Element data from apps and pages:
────────

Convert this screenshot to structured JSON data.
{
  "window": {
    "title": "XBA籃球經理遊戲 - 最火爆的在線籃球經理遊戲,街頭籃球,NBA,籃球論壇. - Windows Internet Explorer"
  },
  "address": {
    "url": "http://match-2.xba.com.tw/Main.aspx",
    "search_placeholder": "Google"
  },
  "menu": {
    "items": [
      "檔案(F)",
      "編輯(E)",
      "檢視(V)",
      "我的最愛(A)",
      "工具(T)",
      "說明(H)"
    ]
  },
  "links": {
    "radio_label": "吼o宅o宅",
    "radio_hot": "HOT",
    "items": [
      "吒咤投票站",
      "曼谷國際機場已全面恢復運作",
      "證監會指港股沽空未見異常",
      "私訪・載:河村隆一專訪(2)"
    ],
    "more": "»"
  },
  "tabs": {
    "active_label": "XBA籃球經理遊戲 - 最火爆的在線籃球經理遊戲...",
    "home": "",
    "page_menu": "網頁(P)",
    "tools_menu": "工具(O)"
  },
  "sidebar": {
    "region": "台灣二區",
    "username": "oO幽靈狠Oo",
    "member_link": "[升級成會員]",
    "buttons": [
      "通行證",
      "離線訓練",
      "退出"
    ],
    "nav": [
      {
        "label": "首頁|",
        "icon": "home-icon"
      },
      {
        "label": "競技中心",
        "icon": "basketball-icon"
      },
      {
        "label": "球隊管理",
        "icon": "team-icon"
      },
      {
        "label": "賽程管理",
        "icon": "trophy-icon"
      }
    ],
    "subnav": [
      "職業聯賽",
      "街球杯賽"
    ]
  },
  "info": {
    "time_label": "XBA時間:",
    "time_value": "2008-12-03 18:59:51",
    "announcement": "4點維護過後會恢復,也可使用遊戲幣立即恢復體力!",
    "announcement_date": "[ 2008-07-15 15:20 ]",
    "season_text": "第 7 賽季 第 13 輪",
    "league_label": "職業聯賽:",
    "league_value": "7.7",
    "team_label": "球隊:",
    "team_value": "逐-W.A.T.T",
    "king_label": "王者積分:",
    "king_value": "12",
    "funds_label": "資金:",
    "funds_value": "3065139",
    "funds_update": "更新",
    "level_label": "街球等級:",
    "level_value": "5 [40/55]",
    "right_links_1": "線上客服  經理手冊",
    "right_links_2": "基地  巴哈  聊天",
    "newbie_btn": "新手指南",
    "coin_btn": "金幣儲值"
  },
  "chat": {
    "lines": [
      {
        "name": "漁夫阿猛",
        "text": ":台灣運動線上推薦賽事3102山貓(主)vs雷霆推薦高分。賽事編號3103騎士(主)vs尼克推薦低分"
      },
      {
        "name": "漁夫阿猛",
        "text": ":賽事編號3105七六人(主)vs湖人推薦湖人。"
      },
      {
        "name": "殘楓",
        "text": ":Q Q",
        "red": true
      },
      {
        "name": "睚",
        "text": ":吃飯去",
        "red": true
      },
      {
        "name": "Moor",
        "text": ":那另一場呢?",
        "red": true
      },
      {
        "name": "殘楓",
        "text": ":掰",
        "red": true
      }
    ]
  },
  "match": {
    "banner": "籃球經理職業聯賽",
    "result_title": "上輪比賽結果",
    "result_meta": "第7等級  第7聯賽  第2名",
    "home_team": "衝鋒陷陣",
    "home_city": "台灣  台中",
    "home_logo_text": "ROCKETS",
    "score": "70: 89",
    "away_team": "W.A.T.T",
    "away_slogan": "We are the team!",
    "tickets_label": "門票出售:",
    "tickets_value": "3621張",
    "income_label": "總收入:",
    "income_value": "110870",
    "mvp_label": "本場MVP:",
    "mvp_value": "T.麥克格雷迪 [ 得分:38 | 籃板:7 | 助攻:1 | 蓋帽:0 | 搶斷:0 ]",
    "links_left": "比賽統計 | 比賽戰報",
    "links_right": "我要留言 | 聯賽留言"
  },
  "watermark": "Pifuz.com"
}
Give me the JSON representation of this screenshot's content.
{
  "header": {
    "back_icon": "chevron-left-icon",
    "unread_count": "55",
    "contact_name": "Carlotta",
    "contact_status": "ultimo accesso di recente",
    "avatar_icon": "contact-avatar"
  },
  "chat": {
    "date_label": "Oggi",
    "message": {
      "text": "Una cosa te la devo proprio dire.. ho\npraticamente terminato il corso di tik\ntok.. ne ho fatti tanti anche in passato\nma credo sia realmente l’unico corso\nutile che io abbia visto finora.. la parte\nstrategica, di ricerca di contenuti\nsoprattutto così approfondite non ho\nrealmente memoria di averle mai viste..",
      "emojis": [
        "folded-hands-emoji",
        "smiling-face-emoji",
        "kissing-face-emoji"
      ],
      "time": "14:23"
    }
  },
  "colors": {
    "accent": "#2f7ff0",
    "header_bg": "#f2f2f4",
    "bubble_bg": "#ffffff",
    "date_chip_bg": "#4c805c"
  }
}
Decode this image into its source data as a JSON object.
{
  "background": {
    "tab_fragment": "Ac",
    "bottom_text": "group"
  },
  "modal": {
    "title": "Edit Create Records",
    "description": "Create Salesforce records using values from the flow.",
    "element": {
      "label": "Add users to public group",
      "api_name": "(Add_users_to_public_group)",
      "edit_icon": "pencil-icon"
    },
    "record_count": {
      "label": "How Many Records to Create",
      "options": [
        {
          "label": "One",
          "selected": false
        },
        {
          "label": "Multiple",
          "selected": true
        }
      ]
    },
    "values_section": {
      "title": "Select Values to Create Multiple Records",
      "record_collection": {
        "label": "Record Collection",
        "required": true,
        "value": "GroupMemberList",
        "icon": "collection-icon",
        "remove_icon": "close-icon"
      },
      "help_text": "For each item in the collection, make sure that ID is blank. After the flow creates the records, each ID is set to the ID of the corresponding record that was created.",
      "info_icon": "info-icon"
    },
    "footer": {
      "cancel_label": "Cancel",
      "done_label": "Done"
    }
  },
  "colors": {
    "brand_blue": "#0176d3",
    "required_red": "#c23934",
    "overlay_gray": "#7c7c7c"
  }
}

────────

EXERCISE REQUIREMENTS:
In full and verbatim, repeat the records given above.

WORKED SOLUTION:
Convert this screenshot to structured JSON data.
{
  "window": {
    "title": "XBA籃球經理遊戲 - 最火爆的在線籃球經理遊戲,街頭籃球,NBA,籃球論壇. - Windows Internet Explorer"
  },
  "address": {
    "url": "http://match-2.xba.com.tw/Main.aspx",
    "search_placeholder": "Google"
  },
  "menu": {
    "items": [
      "檔案(F)",
      "編輯(E)",
      "檢視(V)",
      "我的最愛(A)",
      "工具(T)",
      "說明(H)"
    ]
  },
  "links": {
    "radio_label": "吼o宅o宅",
    "radio_hot": "HOT",
    "items": [
      "吒咤投票站",
      "曼谷國際機場已全面恢復運作",
      "證監會指港股沽空未見異常",
      "私訪・載:河村隆一專訪(2)"
    ],
    "more": "»"
  },
  "tabs": {
    "active_label": "XBA籃球經理遊戲 - 最火爆的在線籃球經理遊戲...",
    "home": "",
    "page_menu": "網頁(P)",
    "tools_menu": "工具(O)"
  },
  "sidebar": {
    "region": "台灣二區",
    "username": "oO幽靈狠Oo",
    "member_link": "[升級成會員]",
    "buttons": [
      "通行證",
      "離線訓練",
      "退出"
    ],
    "nav": [
      {
        "label": "首頁|",
        "icon": "home-icon"
      },
      {
        "label": "競技中心",
        "icon": "basketball-icon"
      },
      {
        "label": "球隊管理",
        "icon": "team-icon"
      },
      {
        "label": "賽程管理",
        "icon": "trophy-icon"
      }
    ],
    "subnav": [
      "職業聯賽",
      "街球杯賽"
    ]
  },
  "info": {
    "time_label": "XBA時間:",
    "time_value": "2008-12-03 18:59:51",
    "announcement": "4點維護過後會恢復,也可使用遊戲幣立即恢復體力!",
    "announcement_date": "[ 2008-07-15 15:20 ]",
    "season_text": "第 7 賽季 第 13 輪",
    "league_label": "職業聯賽:",
    "league_value": "7.7",
    "team_label": "球隊:",
    "team_value": "逐-W.A.T.T",
    "king_label": "王者積分:",
    "king_value": "12",
    "funds_label": "資金:",
    "funds_value": "3065139",
    "funds_update": "更新",
    "level_label": "街球等級:",
    "level_value": "5 [40/55]",
    "right_links_1": "線上客服  經理手冊",
    "right_links_2": "基地  巴哈  聊天",
    "newbie_btn": "新手指南",
    "coin_btn": "金幣儲值"
  },
  "chat": {
    "lines": [
      {
        "name": "漁夫阿猛",
        "text": ":台灣運動線上推薦賽事3102山貓(主)vs雷霆推薦高分。賽事編號3103騎士(主)vs尼克推薦低分"
      },
      {
        "name": "漁夫阿猛",
        "text": ":賽事編號3105七六人(主)vs湖人推薦湖人。"
      },
      {
        "name": "殘楓",
        "text": ":Q Q",
        "red": true
      },
      {
        "name": "睚",
        "text": ":吃飯去",
        "red": true
      },
      {
        "name": "Moor",
        "text": ":那另一場呢?",
        "red": true
      },
      {
        "name": "殘楓",
        "text": ":掰",
        "red": true
      }
    ]
  },
  "match": {
    "banner": "籃球經理職業聯賽",
    "result_title": "上輪比賽結果",
    "result_meta": "第7等級  第7聯賽  第2名",
    "home_team": "衝鋒陷陣",
    "home_city": "台灣  台中",
    "home_logo_text": "ROCKETS",
    "score": "70: 89",
    "away_team": "W.A.T.T",
    "away_slogan": "We are the team!",
    "tickets_label": "門票出售:",
    "tickets_value": "3621張",
    "income_label": "總收入:",
    "income_value": "110870",
    "mvp_label": "本場MVP:",
    "mvp_value": "T.麥克格雷迪 [ 得分:38 | 籃板:7 | 助攻:1 | 蓋帽:0 | 搶斷:0 ]",
    "links_left": "比賽統計 | 比賽戰報",
    "links_right": "我要留言 | 聯賽留言"
  },
  "watermark": "Pifuz.com"
}
Give me the JSON representation of this screenshot's content.
{
  "header": {
    "back_icon": "chevron-left-icon",
    "unread_count": "55",
    "contact_name": "Carlotta",
    "contact_status": "ultimo accesso di recente",
    "avatar_icon": "contact-avatar"
  },
  "chat": {
    "date_label": "Oggi",
    "message": {
      "text": "Una cosa te la devo proprio dire.. ho\npraticamente terminato il corso di tik\ntok.. ne ho fatti tanti anche in passato\nma credo sia realmente l’unico corso\nutile che io abbia visto finora.. la parte\nstrategica, di ricerca di contenuti\nsoprattutto così approfondite non ho\nrealmente memoria di averle mai viste..",
      "emojis": [
        "folded-hands-emoji",
        "smiling-face-emoji",
        "kissing-face-emoji"
      ],
      "time": "14:23"
    }
  },
  "colors": {
    "accent": "#2f7ff0",
    "header_bg": "#f2f2f4",
    "bubble_bg": "#ffffff",
    "date_chip_bg": "#4c805c"
  }
}
Decode this image into its source data as a JSON object.
{
  "background": {
    "tab_fragment": "Ac",
    "bottom_text": "group"
  },
  "modal": {
    "title": "Edit Create Records",
    "description": "Create Salesforce records using values from the flow.",
    "element": {
      "label": "Add users to public group",
      "api_name": "(Add_users_to_public_group)",
      "edit_icon": "pencil-icon"
    },
    "record_count": {
      "label": "How Many Records to Create",
      "options": [
        {
          "label": "One",
          "selected": false
        },
        {
          "label": "Multiple",
          "selected": true
        }
      ]
    },
    "values_section": {
      "title": "Select Values to Create Multiple Records",
      "record_collection": {
        "label": "Record Collection",
        "required": true,
        "value": "GroupMemberList",
        "icon": "collection-icon",
        "remove_icon": "close-icon"
      },
      "help_text": "For each item in the collection, make sure that ID is blank. After the flow creates the records, each ID is set to the ID of the corresponding record that was created.",
      "info_icon": "info-icon"
    },
    "footer": {
      "cancel_label": "Cancel",
      "done_label": "Done"
    }
  },
  "colors": {
    "brand_blue": "#0176d3",
    "required_red": "#c23934",
    "overlay_gray": "#7c7c7c"
  }
}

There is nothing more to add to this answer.